The story of an almost: When people talk about what is going on in their life, it’s really...

sociolab:

When people talk about what is going on in their life, it’s really easy for others to quickly jump into advice mode. In fact, I’d say that’s what most people do, including myself. And advice mode can be frustrating simply because we may not know what advice to give or the person doesn’t take the…

A writer’s work is the product of laziness, you see. A writer’s work essentially consists of taking his mind off things, of thinking about something else, of daydreaming, of not being in any hurry to go to sleep but to imagine something … And then comes the actual writing, and that’s his trade. That is, I don’t think the two things are incompatible. Besides, I think that when one is writing something that’s more or less good, one doesn’t feel it to be a chore; one feels it to be a form of amusement. A form of amusement that doesn’t exclude the use of intelligence, just as chess doesn’t exclude it.
Jorge Luis Borges on writing – wisdom from his most candid interviews, a fine addition to our ongoing archive of notable advice on writing. (via explore-blog)

Mirror symmetry is an example of a duality, which occurs when two seemingly different systems are isomorphic in a non-trivial way. The non-triviality of mirror symmetry involves quantum corrections. It’s like the Fourier transform, where “local” in one domain translates to “global”—something requiring information from over the whole space—in the other domain.


a Fourier spike
image

Under a local/global isomorphism, complicated quantities get mapped to simple ones in the dual domain. For this reason the discovery of duality symmetries has revolutionized our understanding of quantum theories and string theory.

image
image

summer school on mirror symmetry (liberally edited)

 

Thinking about local-global dualities gave me another idea about my model-sketch of knowledge, ignorance & expectation.

  • Under physical limitations, at a fixed energy level, Fourier duality causes a complementary tradeoff between frequency and time domains—not both can be specific.
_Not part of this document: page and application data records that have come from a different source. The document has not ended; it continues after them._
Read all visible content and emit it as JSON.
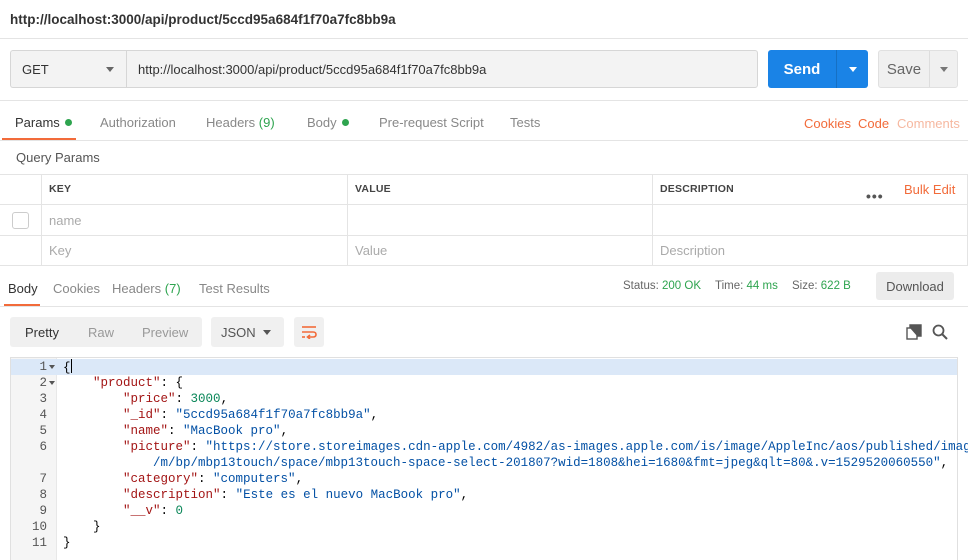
{
  "window": {
    "title": "http://localhost:3000/api/product/5ccd95a684f1f70a7fc8bb9a"
  },
  "request": {
    "method": "GET",
    "url": "http://localhost:3000/api/product/5ccd95a684f1f70a7fc8bb9a",
    "send_label": "Send",
    "save_label": "Save"
  },
  "request_tabs": {
    "params": "Params",
    "authorization": "Authorization",
    "headers": "Headers",
    "headers_count": "(9)",
    "body": "Body",
    "prerequest": "Pre-request Script",
    "tests": "Tests",
    "cookies": "Cookies",
    "code": "Code",
    "comments": "Comments"
  },
  "query_params": {
    "title": "Query Params",
    "columns": {
      "key": "KEY",
      "value": "VALUE",
      "description": "DESCRIPTION"
    },
    "bulk_edit": "Bulk Edit",
    "row1": {
      "key": "name"
    },
    "placeholders": {
      "key": "Key",
      "value": "Value",
      "description": "Description"
    }
  },
  "response_tabs": {
    "body": "Body",
    "cookies": "Cookies",
    "headers": "Headers",
    "headers_count": "(7)",
    "test_results": "Test Results"
  },
  "response_meta": {
    "status_label": "Status:",
    "status_value": "200 OK",
    "time_label": "Time:",
    "time_value": "44 ms",
    "size_label": "Size:",
    "size_value": "622 B",
    "download_label": "Download"
  },
  "format_bar": {
    "pretty": "Pretty",
    "raw": "Raw",
    "preview": "Preview",
    "language": "JSON"
  },
  "colors": {
    "accent": "#f26b3a",
    "send": "#1a83e6",
    "success": "#2ea44f"
  },
  "response_body": {
    "line_numbers": [
      "1",
      "2",
      "3",
      "4",
      "5",
      "6",
      "7",
      "8",
      "9",
      "10",
      "11"
    ],
    "open_brace": "{",
    "product_key": "\"product\"",
    "price_key": "\"price\"",
    "price_value": "3000",
    "id_key": "\"_id\"",
    "id_value": "\"5ccd95a684f1f70a7fc8bb9a\"",
    "name_key": "\"name\"",
    "name_value": "\"MacBook pro\"",
    "picture_key": "\"picture\"",
    "picture_value_1": "\"https://store.storeimages.cdn-apple.com/4982/as-images.apple.com/is/image/AppleInc/aos/published/images",
    "picture_value_2": "/m/bp/mbp13touch/space/mbp13touch-space-select-201807?wid=1808&hei=1680&fmt=jpeg&qlt=80&.v=1529520060550\"",
    "category_key": "\"category\"",
    "category_value": "\"computers\"",
    "description_key": "\"description\"",
    "description_value": "\"Este es el nuevo MacBook pro\"",
    "v_key": "\"__v\"",
    "v_value": "0",
    "close_inner": "}",
    "close_outer": "}"
  }
}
Same with position & momentum, again at a fixed energy level.
  • Under human limitations, at a fixed commitment of effort/time/concentration, you can either dive deep into a few areas of knowledge/skill, or swim broadly over many areas of knowledge/skill.
(via isomorphismes)